NAPOLEAN WASN’T CONENT with France and, standing at only 5 feet 4 inches, Jamie Cullum’s empire advances past the 88 keys. Make it to any of the jazz artist’s live shows, and there’s a good chance the shaggy-haired Cullum will be slapping out a rhythm on the frame and walking around the top as this prolific performer treats all parts of the grand piano like a private playground.
It’s a hypnotic spectacle that regularly finds the Dior-clad sprite dancing across the stage — belting out a mixture of jazz standards, tender originals and breathtaking re-imaginings of pop anthems.
“I think it’s confidence,” said Cullum on stylistic differences in his fifth studio album. “I think I’ve always hinted at the eclecticism in my albums … but I think that this time, with a few albums under my belt and an audience ready to listen, and an all-the-more experienced head on my shoulders led to me not being afraid to push as hard as I can in each direction.”
At the age of 30, Cullum is the best-selling jazz artist in the U.K., although crossover has been the story since Cullum first touched the ivories at the age of 8.
“In the jazz festival context, it brings a certain kind of anarchy,” said Cullum. “And then, in the rock festival, you bring a certain complexity and improvisation and musicality and things that aren’t usually present.”

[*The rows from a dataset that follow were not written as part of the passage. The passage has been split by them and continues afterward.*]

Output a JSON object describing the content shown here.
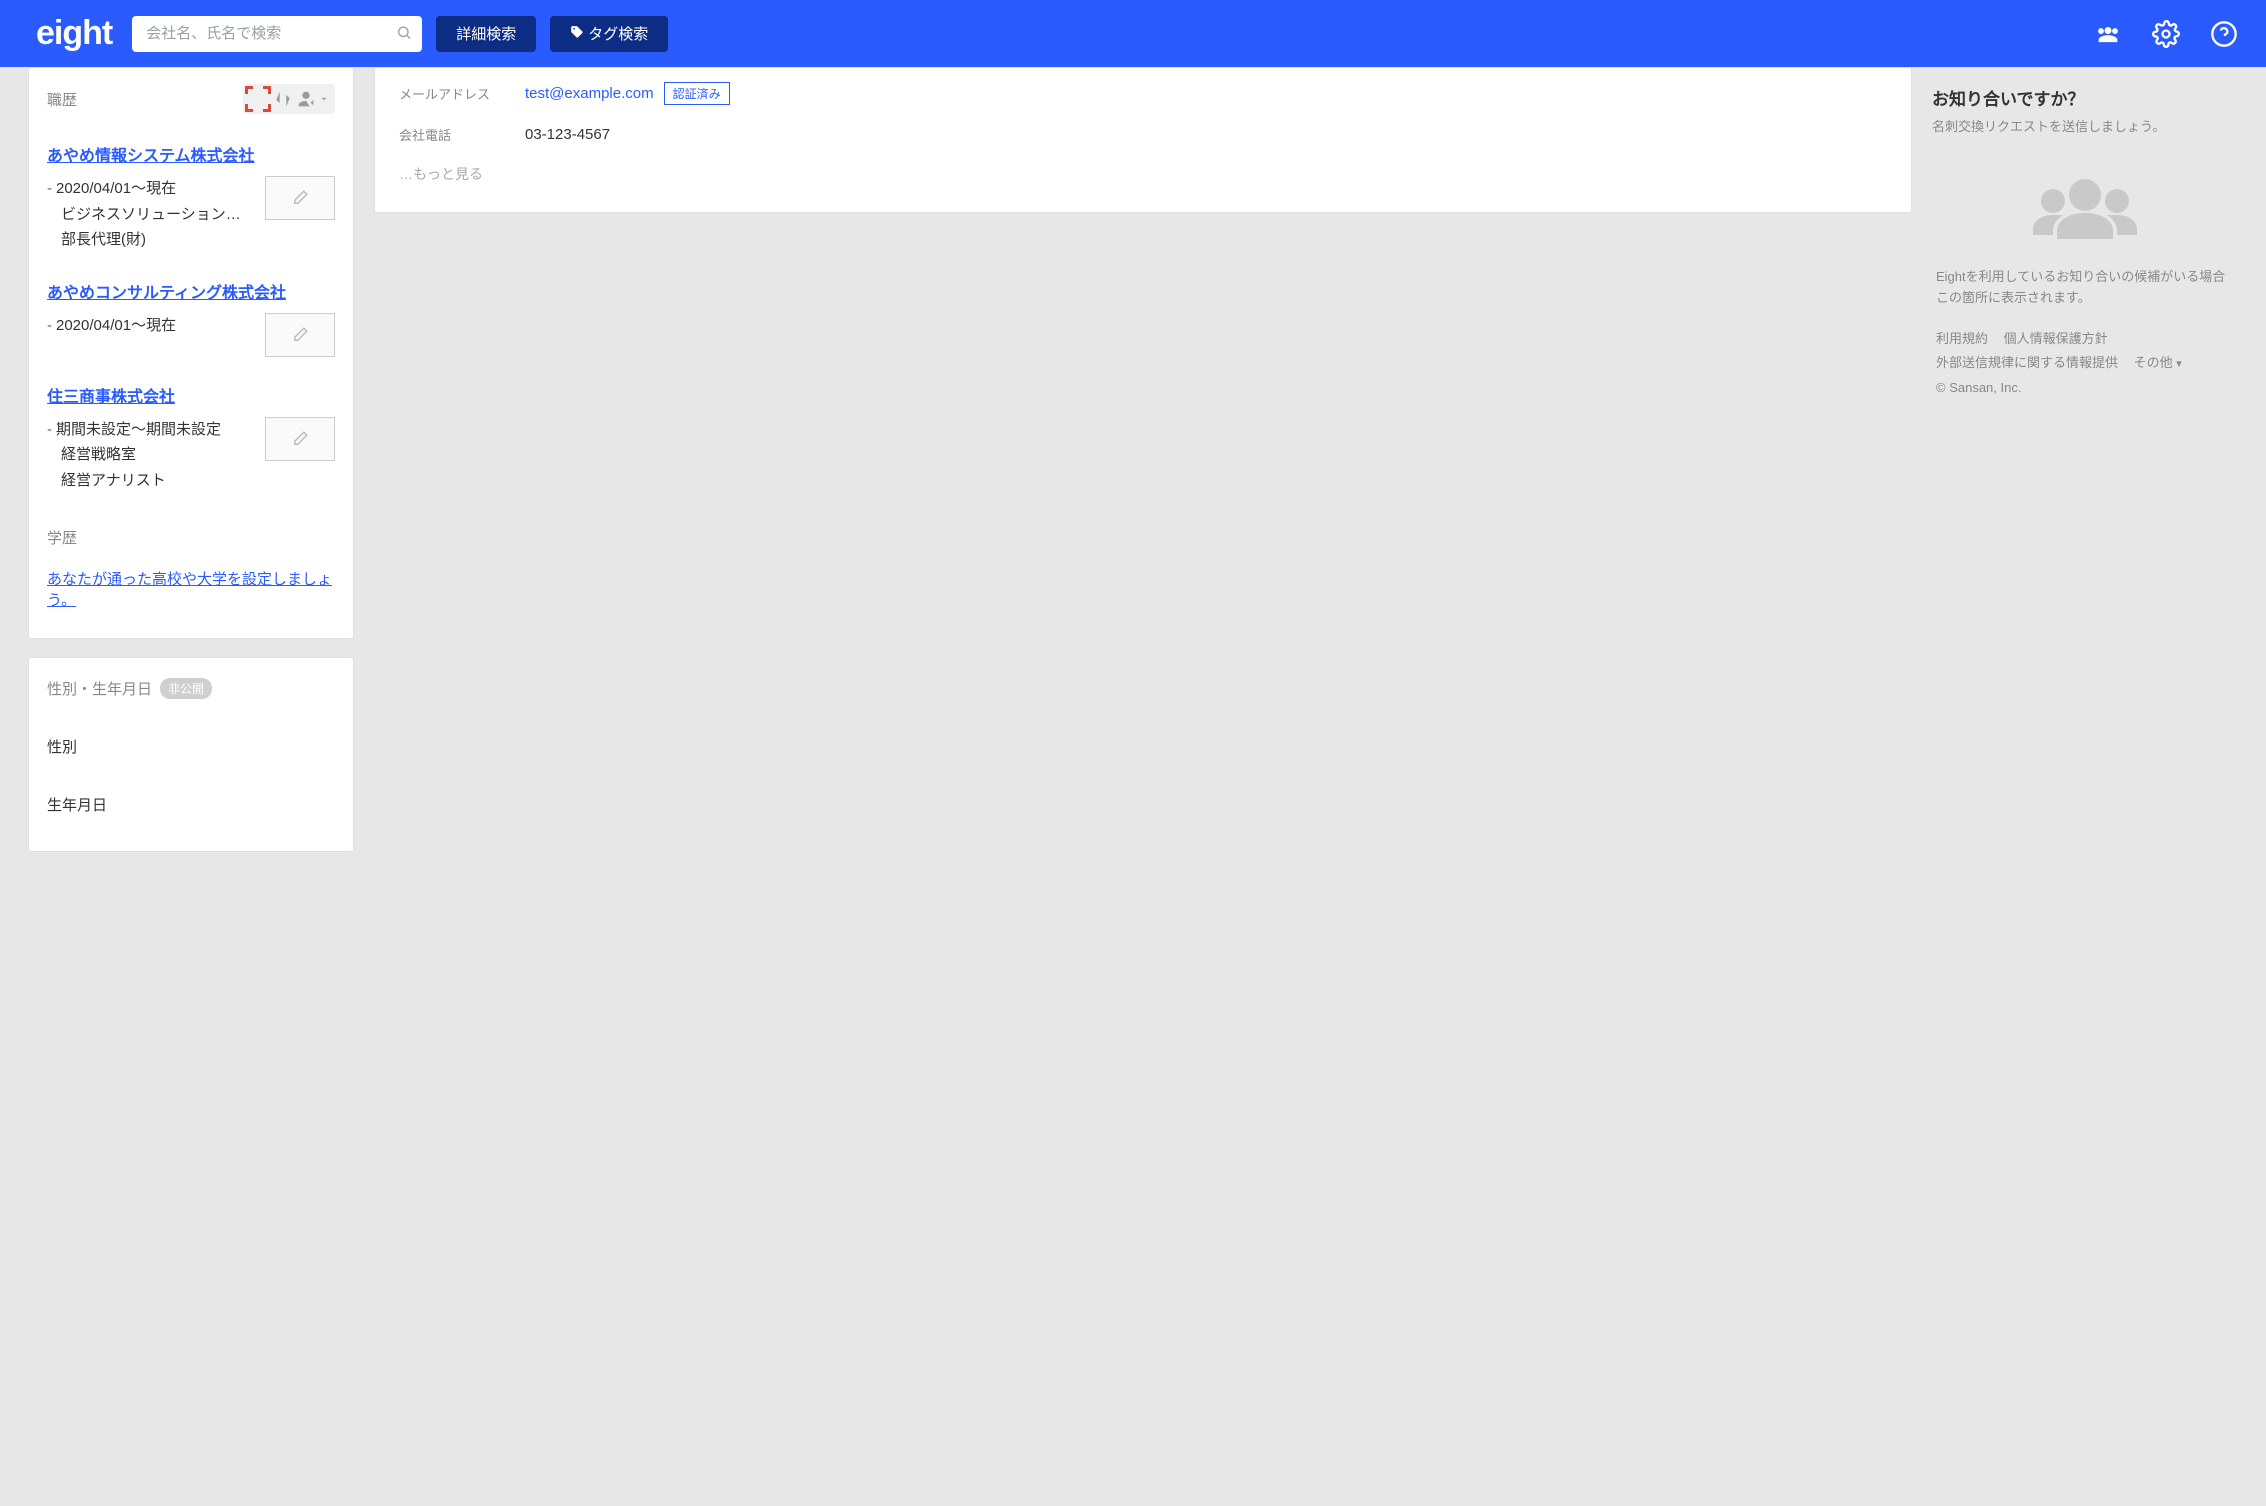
{
  "header": {
    "logo": "eight",
    "search_placeholder": "会社名、氏名で検索",
    "detail_search": "詳細検索",
    "tag_search": "タグ検索"
  },
  "left": {
    "career_label": "職歴",
    "items": [
      {
        "company": "あやめ情報システム株式会社",
        "period": "2020/04/01〜現在",
        "line2": "ビジネスソリューション…",
        "line3": "部長代理(財)"
      },
      {
        "company": "あやめコンサルティング株式会社",
        "period": "2020/04/01〜現在",
        "line2": "",
        "line3": ""
      },
      {
        "company": "住三商事株式会社",
        "period": "期間未設定〜期間未設定",
        "line2": "経営戦略室",
        "line3": "経営アナリスト"
      }
    ],
    "edu_label": "学歴",
    "edu_link": "あなたが通った高校や大学を設定しましょう。",
    "gb_label": "性別・生年月日",
    "private_badge": "非公開",
    "gender_label": "性別",
    "birth_label": "生年月日"
  },
  "contact": {
    "email_label": "メールアドレス",
    "email_value": "test@example.com",
    "verified": "認証済み",
    "phone_label": "会社電話",
    "phone_value": "03-123-4567",
    "more": "…もっと見る"
  },
  "right": {
    "title": "お知り合いですか？",
    "sub": "名刺交換リクエストを送信しましょう。",
    "desc": "Eightを利用しているお知り合いの候補がいる場合この箇所に表示されます。",
    "link_tos": "利用規約",
    "link_privacy": "個人情報保護方針",
    "link_ext": "外部送信規律に関する情報提供",
    "link_other": "その他",
    "copyright": "© Sansan, Inc."
  }
}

Releasing just 500 copies of “Heard It All Before” in 1999, Cullum resorted to self-financing his first album. Hard work, a little rock ‘n’ roll and a few years of university later, Cullum released the covers-heavy “Pointless Nostalgia” in 2002 and hasn’t hurt for work since. Cullum’s next outing, “Twentysomething,” found the 24-year-old perfecting his mixture of old and new. There were awards, a fearless scat-spitting performance in front of the queen, another album (“Catching Tales”) and a break.
Well, sort of. He took a break from his break to get into DJing, accept a Golden Globe nomination with a man named Clint — Cullum wrote the title track for “Gran Torino” — and a get the girl (writer Roald Dahl’s granddaughter Sophie).
This self-described “human jukebox” didn’t abandon the covers — mixing old horns (Cole Porter) and new beats (Rihanna) — but there’s a sharper edge to the charm. Starting with the standard jazz-pop of his first single, “I’m All Over It,” Cullum moves into the hooks of rock, the stutters of R&B and swirls of trance-inspiring dance music.
» 9:30 Club, 815 V St. NW; Sun. Mar. 7, 7 p.m., sold out; 877-435-9849. (U St.-Cardozo)
Written by Express’ Nathan Martin